Educational Equity: Everything You Need to Know
Educational equity refers to a process whereby everything is put in place for all children, regardless of their backgrounds (e.g., lower socioeconomic status, minorities, English as a second/third language children), can succeed without favoring one over the other, and not denying them opportunities for growth and instead, giving it to kids from privileged backgrounds.
Quite sadly, we need to recognize that education policy in this country has a poor history of true educational equity, with glaring commitments that prevent these bodies from making it a priority. The present educational equity structure is replete with several gaps and issues that must be addressed if there would be progress – no matter how insurmountable those challenges appear.
There is also the matter of political correctness that is hard to attain with this kind of duty. Nonetheless, if the educational system must rise to the ideals portrayed by fundamental American qualities and principles, this hard work must be done.
According to the OECD (Organization for Economic Co-operation and Development), equity in education appears with two closely intertwined dimensions. These include:
Fairness: It means ensuring that social and personal obstacles aren’t obstacles to achieving educational potential. It bans discrimination based on ethnic origin, gender, or socioeconomic status.

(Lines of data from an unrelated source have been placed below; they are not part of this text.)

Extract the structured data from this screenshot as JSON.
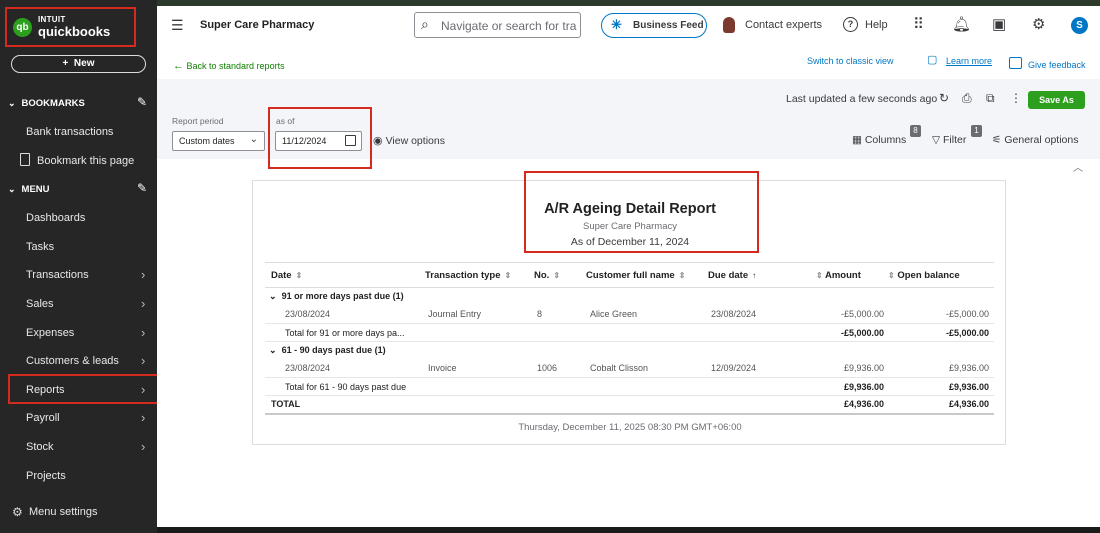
{
  "brand": {
    "intuit": "INTUIT",
    "product": "quickbooks",
    "accent": "#2ca01c",
    "highlight": "#d52b1e"
  },
  "sidebar": {
    "new_label": "New",
    "bookmarks_header": "BOOKMARKS",
    "bookmarks": [
      {
        "label": "Bank transactions"
      },
      {
        "label": "Bookmark this page"
      }
    ],
    "menu_header": "MENU",
    "items": [
      {
        "label": "Dashboards",
        "has_arrow": false
      },
      {
        "label": "Tasks",
        "has_arrow": false
      },
      {
        "label": "Transactions",
        "has_arrow": true
      },
      {
        "label": "Sales",
        "has_arrow": true
      },
      {
        "label": "Expenses",
        "has_arrow": true
      },
      {
        "label": "Customers & leads",
        "has_arrow": true
      },
      {
        "label": "Reports",
        "has_arrow": true
      },
      {
        "label": "Payroll",
        "has_arrow": true
      },
      {
        "label": "Stock",
        "has_arrow": true
      },
      {
        "label": "Projects",
        "has_arrow": false
      }
    ],
    "settings_label": "Menu settings"
  },
  "topbar": {
    "company": "Super Care Pharmacy",
    "search_placeholder": "Navigate or search for transactions",
    "business_feed": "Business Feed",
    "contact_experts": "Contact experts",
    "help": "Help",
    "user_initial": "S"
  },
  "links": {
    "back": "Back to standard reports",
    "classic": "Switch to classic view",
    "learn_more": "Learn more",
    "feedback": "Give feedback"
  },
  "options": {
    "last_updated": "Last updated a few seconds ago",
    "save_as": "Save As",
    "report_period_label": "Report period",
    "report_period_value": "Custom dates",
    "as_of_label": "as of",
    "as_of_value": "11/12/2024",
    "view_options": "View options",
    "columns": "Columns",
    "columns_badge": "8",
    "filter": "Filter",
    "filter_badge": "1",
    "general_options": "General options"
  },
  "report": {
    "title": "A/R Ageing Detail Report",
    "company": "Super Care Pharmacy",
    "as_of": "As of December 11, 2024",
    "columns": [
      "Date",
      "Transaction type",
      "No.",
      "Customer full name",
      "Due date",
      "Amount",
      "Open balance"
    ],
    "groups": [
      {
        "name": "91 or more days past due (1)",
        "rows": [
          {
            "date": "23/08/2024",
            "type": "Journal Entry",
            "no": "8",
            "customer": "Alice Green",
            "due": "23/08/2024",
            "amount": "-£5,000.00",
            "balance": "-£5,000.00"
          }
        ],
        "total_label": "Total for 91 or more days pa...",
        "total_amount": "-£5,000.00",
        "total_balance": "-£5,000.00"
      },
      {
        "name": "61 - 90 days past due (1)",
        "rows": [
          {
            "date": "23/08/2024",
            "type": "Invoice",
            "no": "1006",
            "customer": "Cobalt Clisson",
            "due": "12/09/2024",
            "amount": "£9,936.00",
            "balance": "£9,936.00"
          }
        ],
        "total_label": "Total for 61 - 90 days past due",
        "total_amount": "£9,936.00",
        "total_balance": "£9,936.00"
      }
    ],
    "grand_total_label": "TOTAL",
    "grand_total_amount": "£4,936.00",
    "grand_total_balance": "£4,936.00",
    "footer": "Thursday, December 11, 2025 08:30 PM GMT+06:00"
  }
}
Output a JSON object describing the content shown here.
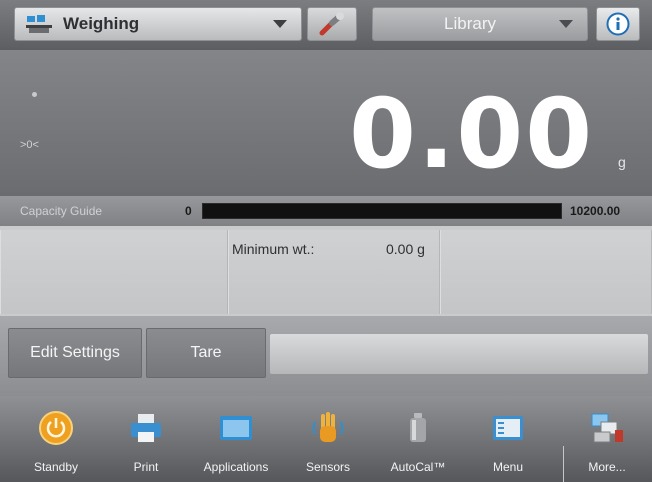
{
  "header": {
    "application": "Weighing",
    "library": "Library",
    "tools_icon": "wrench-icon",
    "info_icon": "info-icon"
  },
  "display": {
    "weight": "0.00",
    "unit": "g",
    "zero_indicator": ">0<",
    "stable_icon": "stable-dot-icon"
  },
  "capacity_guide": {
    "label": "Capacity Guide",
    "min": "0",
    "max": "10200.00",
    "fill_fraction": 0.0
  },
  "reference": {
    "min_weight_label": "Minimum wt.:",
    "min_weight_value": "0.00 g"
  },
  "actions": {
    "edit_settings": "Edit Settings",
    "tare": "Tare"
  },
  "nav": {
    "items": [
      {
        "label": "Standby",
        "icon": "standby-icon"
      },
      {
        "label": "Print",
        "icon": "printer-icon"
      },
      {
        "label": "Applications",
        "icon": "applications-icon"
      },
      {
        "label": "Sensors",
        "icon": "hand-sensor-icon"
      },
      {
        "label": "AutoCal™",
        "icon": "calibration-weight-icon"
      },
      {
        "label": "Menu",
        "icon": "menu-icon"
      },
      {
        "label": "More...",
        "icon": "more-icon"
      }
    ]
  },
  "colors": {
    "accent_blue": "#2f8fd0",
    "standby_orange": "#f0a020",
    "info_blue": "#1e6fb8"
  }
}
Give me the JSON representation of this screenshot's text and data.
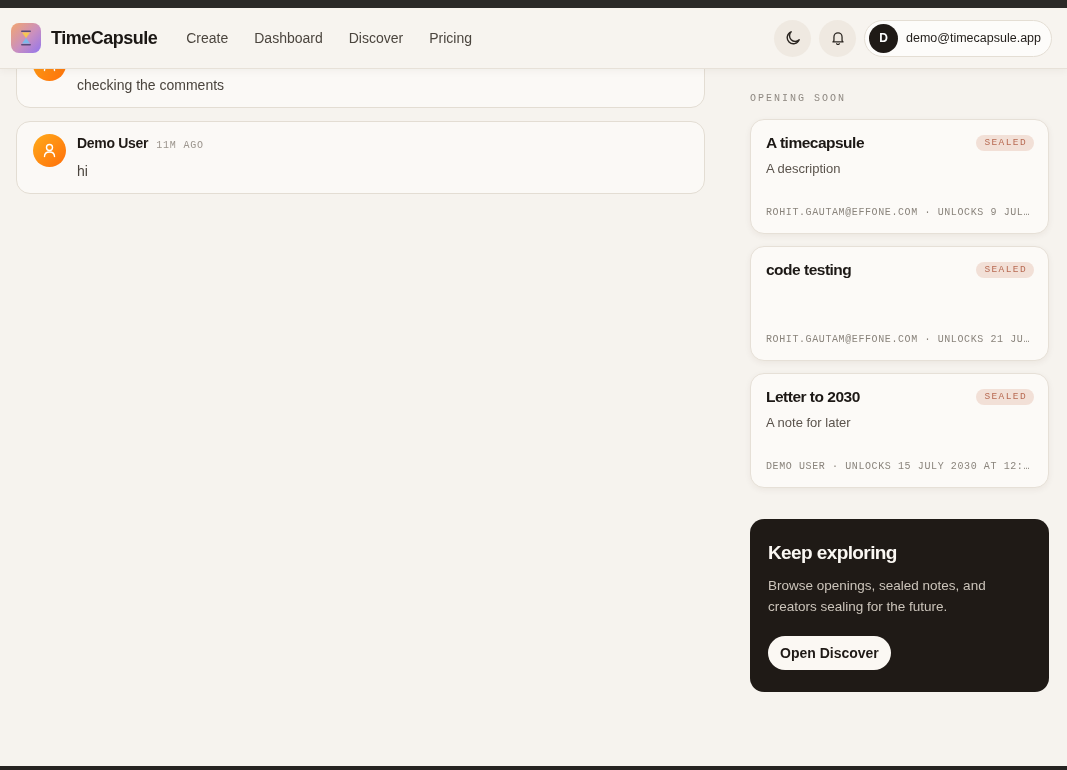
{
  "header": {
    "brand": "TimeCapsule",
    "nav": [
      {
        "label": "Create"
      },
      {
        "label": "Dashboard"
      },
      {
        "label": "Discover"
      },
      {
        "label": "Pricing"
      }
    ],
    "user": {
      "initial": "D",
      "email": "demo@timecapsule.app"
    }
  },
  "comments": [
    {
      "text": "checking the comments"
    },
    {
      "author": "Demo User",
      "time": "11M AGO",
      "text": "hi"
    }
  ],
  "sidebar": {
    "heading": "OPENING SOON",
    "capsules": [
      {
        "title": "A timecapsule",
        "status": "SEALED",
        "description": "A description",
        "meta": "ROHIT.GAUTAM@EFFONE.COM · UNLOCKS 9 JUL…"
      },
      {
        "title": "code testing",
        "status": "SEALED",
        "meta": "ROHIT.GAUTAM@EFFONE.COM · UNLOCKS 21 JU…"
      },
      {
        "title": "Letter to 2030",
        "status": "SEALED",
        "description": "A note for later",
        "meta": "DEMO USER · UNLOCKS 15 JULY 2030 AT 12:…"
      }
    ],
    "promo": {
      "title": "Keep exploring",
      "text": "Browse openings, sealed notes, and creators sealing for the future.",
      "button": "Open Discover"
    }
  }
}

Inclusion: It makes sure a basic minimum standard of education for everyone. For instance, all should be able to read, write, and perform simple arithmetic. If some students require more to get there, they should obtain it.
Educational leaders should take robust steps to introduce equity into their classrooms and schools. The following approaches may change teaching dynamics and better outcomes for pupils of all backgrounds.
Personalized learning: Educators have to develop the skills to comprehend pupils’ individual needs to excel academically. This typically necessitates implementing individualized lesson plans and advocating for individual pupils who might need tailored educational opportunities or resources.
Cultural responsiveness: Culturally responsive teaching is an important skill that all teachers have to implement within their classrooms. Pupils from diverse cultural backgrounds should be provided with a safe environment in which to learn.
Early intervention: Providing dedicated, personalized support at an early stage in the process is key to achieving educational equity. Early intervention may substantially impact a student’s future success by helping to foster strengths and develop crucial skills for overcoming challenges.
Community engagement: Education goes beyond the classroom and into the homes of students and communities. Educators should engage communities and families in the learning process. This will motivate diverse voices to review and rectify system inequities, further improving educational equity for all pupils.